Frank, now eighty seven years old, living in the middle of nowhere, tells tall tales, honed & polished with twenty five years of re-telling, of libidinous priests & nuns, wild wedding parties and sour German tourists.

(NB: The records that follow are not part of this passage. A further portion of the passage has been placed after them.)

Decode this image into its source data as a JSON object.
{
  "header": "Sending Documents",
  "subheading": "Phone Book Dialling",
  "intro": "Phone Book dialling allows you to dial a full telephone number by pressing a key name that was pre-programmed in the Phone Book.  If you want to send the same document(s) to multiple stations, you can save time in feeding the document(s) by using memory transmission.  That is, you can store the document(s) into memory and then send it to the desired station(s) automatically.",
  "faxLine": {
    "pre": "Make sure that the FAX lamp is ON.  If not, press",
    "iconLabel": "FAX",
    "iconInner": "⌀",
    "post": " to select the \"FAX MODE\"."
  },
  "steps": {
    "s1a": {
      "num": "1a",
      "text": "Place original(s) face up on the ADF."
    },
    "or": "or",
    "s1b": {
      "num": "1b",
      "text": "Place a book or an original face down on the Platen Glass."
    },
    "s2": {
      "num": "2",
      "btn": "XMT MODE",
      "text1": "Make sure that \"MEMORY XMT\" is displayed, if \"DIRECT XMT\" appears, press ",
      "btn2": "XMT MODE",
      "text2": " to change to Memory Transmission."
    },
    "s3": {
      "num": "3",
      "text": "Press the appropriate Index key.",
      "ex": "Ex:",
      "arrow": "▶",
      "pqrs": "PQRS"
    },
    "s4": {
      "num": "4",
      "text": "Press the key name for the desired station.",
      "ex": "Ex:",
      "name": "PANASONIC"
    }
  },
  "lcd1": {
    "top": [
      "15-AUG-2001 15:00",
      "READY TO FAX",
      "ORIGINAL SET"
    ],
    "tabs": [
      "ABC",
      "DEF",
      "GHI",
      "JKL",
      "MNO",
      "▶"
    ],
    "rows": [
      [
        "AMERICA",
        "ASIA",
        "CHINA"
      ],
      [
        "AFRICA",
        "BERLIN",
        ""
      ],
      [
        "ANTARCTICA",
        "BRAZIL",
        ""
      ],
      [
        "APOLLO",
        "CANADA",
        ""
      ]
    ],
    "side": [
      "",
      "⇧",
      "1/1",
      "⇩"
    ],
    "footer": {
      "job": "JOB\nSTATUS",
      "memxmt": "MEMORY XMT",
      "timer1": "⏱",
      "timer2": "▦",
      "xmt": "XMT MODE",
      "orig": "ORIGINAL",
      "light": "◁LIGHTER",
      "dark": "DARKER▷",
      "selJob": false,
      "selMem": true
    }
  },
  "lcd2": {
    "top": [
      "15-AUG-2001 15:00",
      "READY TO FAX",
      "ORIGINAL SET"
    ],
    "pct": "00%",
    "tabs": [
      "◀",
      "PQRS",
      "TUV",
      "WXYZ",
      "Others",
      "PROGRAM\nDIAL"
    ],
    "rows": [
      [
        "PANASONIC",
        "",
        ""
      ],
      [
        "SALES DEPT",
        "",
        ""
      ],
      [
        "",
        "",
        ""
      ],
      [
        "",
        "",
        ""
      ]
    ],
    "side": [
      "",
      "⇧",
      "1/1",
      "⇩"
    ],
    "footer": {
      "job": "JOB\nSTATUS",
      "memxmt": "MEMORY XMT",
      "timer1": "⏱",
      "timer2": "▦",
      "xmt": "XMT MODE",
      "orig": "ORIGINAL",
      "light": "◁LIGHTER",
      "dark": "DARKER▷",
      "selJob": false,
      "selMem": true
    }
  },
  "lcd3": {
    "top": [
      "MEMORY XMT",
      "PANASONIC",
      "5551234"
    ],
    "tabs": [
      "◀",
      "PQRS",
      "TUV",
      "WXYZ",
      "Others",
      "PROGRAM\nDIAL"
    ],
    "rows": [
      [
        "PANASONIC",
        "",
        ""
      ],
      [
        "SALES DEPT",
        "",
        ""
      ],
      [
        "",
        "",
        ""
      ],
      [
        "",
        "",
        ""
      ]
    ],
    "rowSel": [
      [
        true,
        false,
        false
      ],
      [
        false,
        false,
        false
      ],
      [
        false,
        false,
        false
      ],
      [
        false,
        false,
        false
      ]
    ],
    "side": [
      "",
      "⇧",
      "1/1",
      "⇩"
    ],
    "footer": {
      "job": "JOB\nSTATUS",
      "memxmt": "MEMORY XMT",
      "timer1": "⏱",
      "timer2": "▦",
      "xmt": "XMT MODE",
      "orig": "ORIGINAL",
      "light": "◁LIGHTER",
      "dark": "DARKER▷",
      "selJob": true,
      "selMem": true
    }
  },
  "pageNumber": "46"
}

He has time to spare and willingly shared his life with us for a part of our afternoon as we sheltered from a biting northerly wind, sitting around the wood-burner in his home, the converted chapel.
Tarbet is a tiny community tucked into the windy gap in the ridge between Lochs Morar and Nevis, connected to the outside world only by boat or a meandering path, which we had tumbled along, through sun-spilled birch and oak woodland hugging the shore of the deep fresh water loch, from Morar, our start point.
The weather had been bright, blustery and promised violent stormlets that never actually materialised.
The following few pictures will tell of our walk eastwards this morning:
(ALL THE PICTURES IN THIS REPORT WILL GET BIGGER IF YOU CLICK ON THEM. HOVER YOUR MOUSE OVER THEM FOR A DESCRIPTION)
We might easily have stayed longer with Frank but our route asked for a final push up the next section of the ridge; a tough scramble up alongside a deer fence in knee deep heather, to position us for a crack at a bothy for the next night.
I’ll tell you now: You really should appreciate the next few pictures as I thought my heart was going to punch its way through my ribcage as I clambered up the steep, rocky, heathery hillside, with my legs turning to jelly. (Just thought I would mention it….)
On our way to our chosen campspot, we fortuitously bumped into the lovely John Hesp and so we walked the last few hundred yards together to Coire Dubh, where we popped up our shelters.
After pitching the tents we scampered about the ridge, snapping photos and watching some spectacular snow showers sweep Loch Nevis and Sourlies.
It really doesn’t get any better than this.
Today’s route is shown in purple. (18.3 km with 900m of ascent)
2nd OCTOBER 2013: SAD POSTSCRIPT:
Very sadly I have learned from Matt Hobley that Frank Conway, who lived at the chapel at Tarbet has passed away in hospital after a short illness.
We only met Frank for an afternoon, but we felt our lives were enriched having met him.
This lovely piece of music was written for Frank by Hamish Napier
Please click on this link, to hear SLOW AIR: Father Frank Conway of Tarbet
You can find another lovely take on Frank, by clicking HERE